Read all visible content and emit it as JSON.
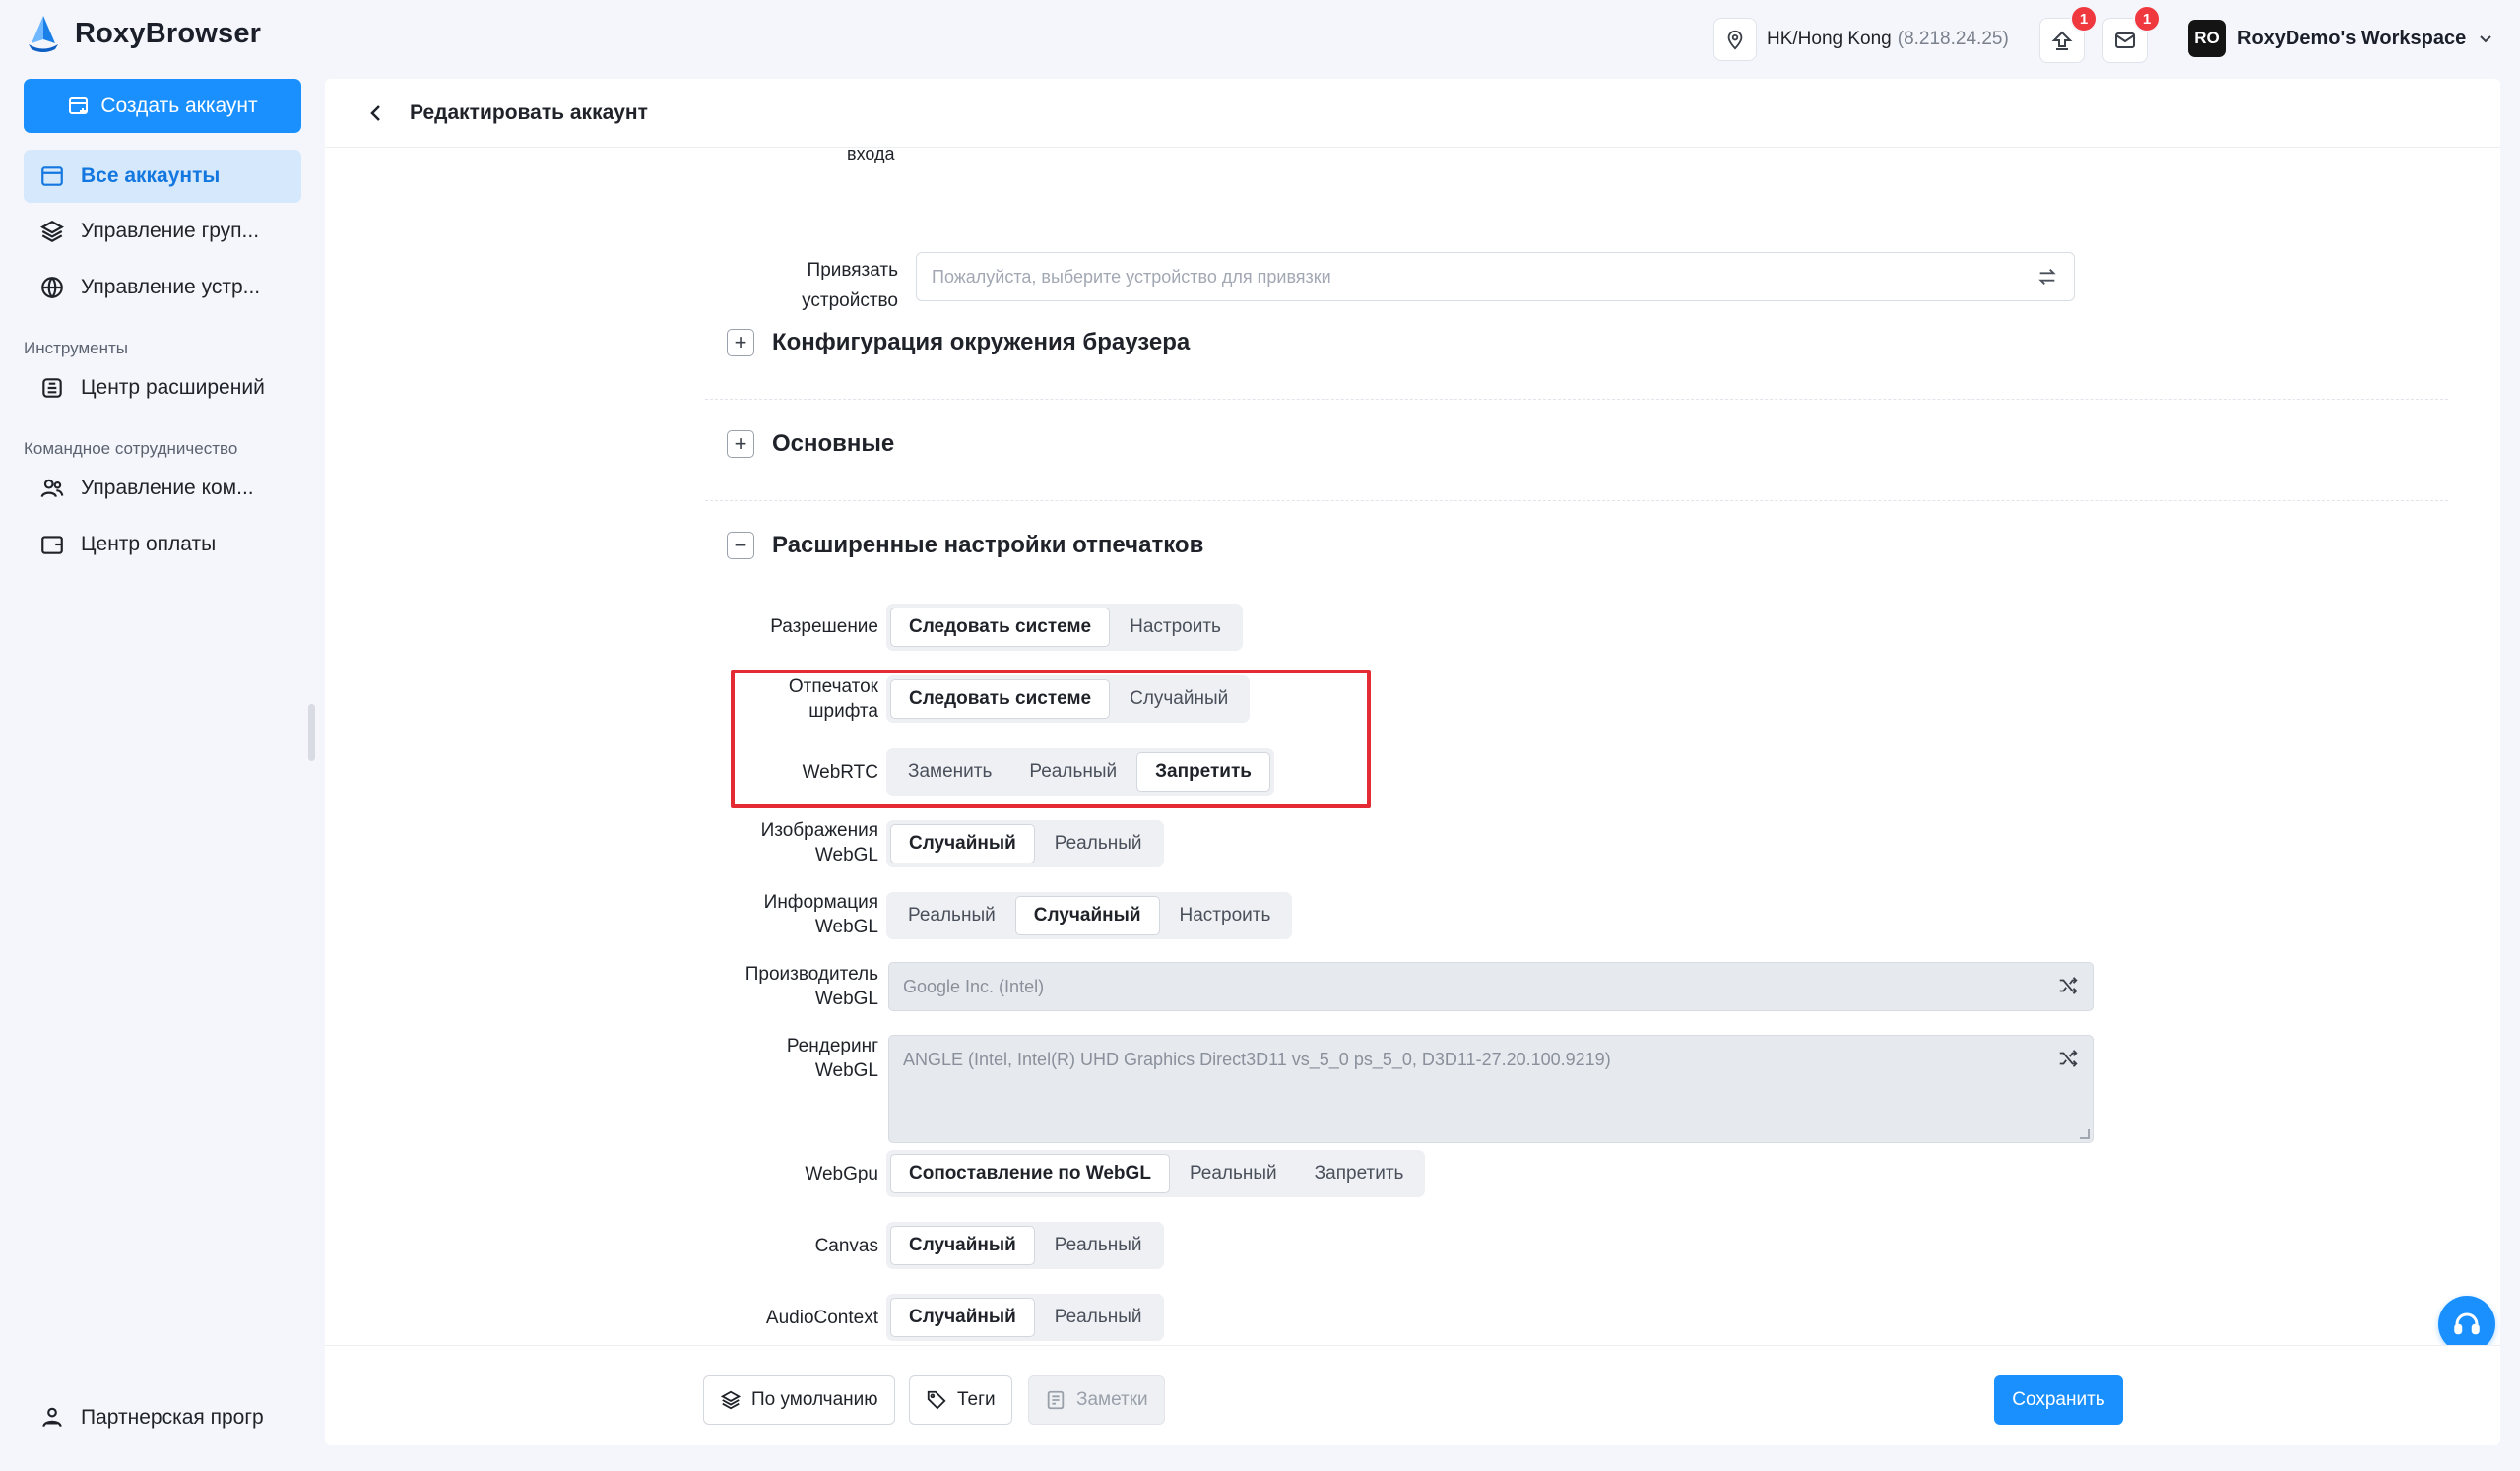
{
  "app": {
    "name": "RoxyBrowser"
  },
  "header": {
    "location": {
      "region": "HK/Hong Kong",
      "ip": "(8.218.24.25)"
    },
    "upload_badge": "1",
    "mail_badge": "1",
    "workspace": {
      "initials": "RO",
      "name": "RoxyDemo's Workspace"
    }
  },
  "sidebar": {
    "create_label": "Создать аккаунт",
    "items": [
      {
        "label": "Все аккаунты"
      },
      {
        "label": "Управление груп..."
      },
      {
        "label": "Управление устр..."
      }
    ],
    "section_tools": "Инструменты",
    "tools": [
      {
        "label": "Центр расширений"
      }
    ],
    "section_team": "Командное сотрудничество",
    "team": [
      {
        "label": "Управление ком..."
      },
      {
        "label": "Центр оплаты"
      }
    ],
    "partner_label": "Партнерская прогр"
  },
  "panel": {
    "title": "Редактировать аккаунт",
    "clipped_label": "входа",
    "bind_device": {
      "label_line1": "Привязать",
      "label_line2": "устройство",
      "placeholder": "Пожалуйста, выберите устройство для привязки"
    },
    "sections": {
      "browser_env": "Конфигурация окружения браузера",
      "basic": "Основные",
      "advanced": "Расширенные настройки отпечатков"
    },
    "fields": {
      "resolution": {
        "label": "Разрешение",
        "options": [
          "Следовать системе",
          "Настроить"
        ],
        "selected": "Следовать системе"
      },
      "font": {
        "label_line1": "Отпечаток",
        "label_line2": "шрифта",
        "options": [
          "Следовать системе",
          "Случайный"
        ],
        "selected": "Следовать системе"
      },
      "webrtc": {
        "label": "WebRTC",
        "options": [
          "Заменить",
          "Реальный",
          "Запретить"
        ],
        "selected": "Запретить"
      },
      "webgl_images": {
        "label_line1": "Изображения",
        "label_line2": "WebGL",
        "options": [
          "Случайный",
          "Реальный"
        ],
        "selected": "Случайный"
      },
      "webgl_info": {
        "label_line1": "Информация",
        "label_line2": "WebGL",
        "options": [
          "Реальный",
          "Случайный",
          "Настроить"
        ],
        "selected": "Случайный"
      },
      "webgl_vendor": {
        "label_line1": "Производитель",
        "label_line2": "WebGL",
        "value": "Google Inc. (Intel)"
      },
      "webgl_render": {
        "label_line1": "Рендеринг",
        "label_line2": "WebGL",
        "value": "ANGLE (Intel, Intel(R) UHD Graphics Direct3D11 vs_5_0 ps_5_0, D3D11-27.20.100.9219)"
      },
      "webgpu": {
        "label": "WebGpu",
        "options": [
          "Сопоставление по WebGL",
          "Реальный",
          "Запретить"
        ],
        "selected": "Сопоставление по WebGL"
      },
      "canvas": {
        "label": "Canvas",
        "options": [
          "Случайный",
          "Реальный"
        ],
        "selected": "Случайный"
      },
      "audio": {
        "label": "AudioContext",
        "options": [
          "Случайный",
          "Реальный"
        ],
        "selected": "Случайный"
      }
    },
    "footer": {
      "default_label": "По умолчанию",
      "tags_label": "Теги",
      "notes_label": "Заметки",
      "save_label": "Сохранить"
    }
  },
  "colors": {
    "accent": "#1a90ff",
    "highlight": "#e42b33",
    "badge": "#f0383f"
  }
}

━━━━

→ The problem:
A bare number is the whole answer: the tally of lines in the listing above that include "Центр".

→ Answer to the problem:
2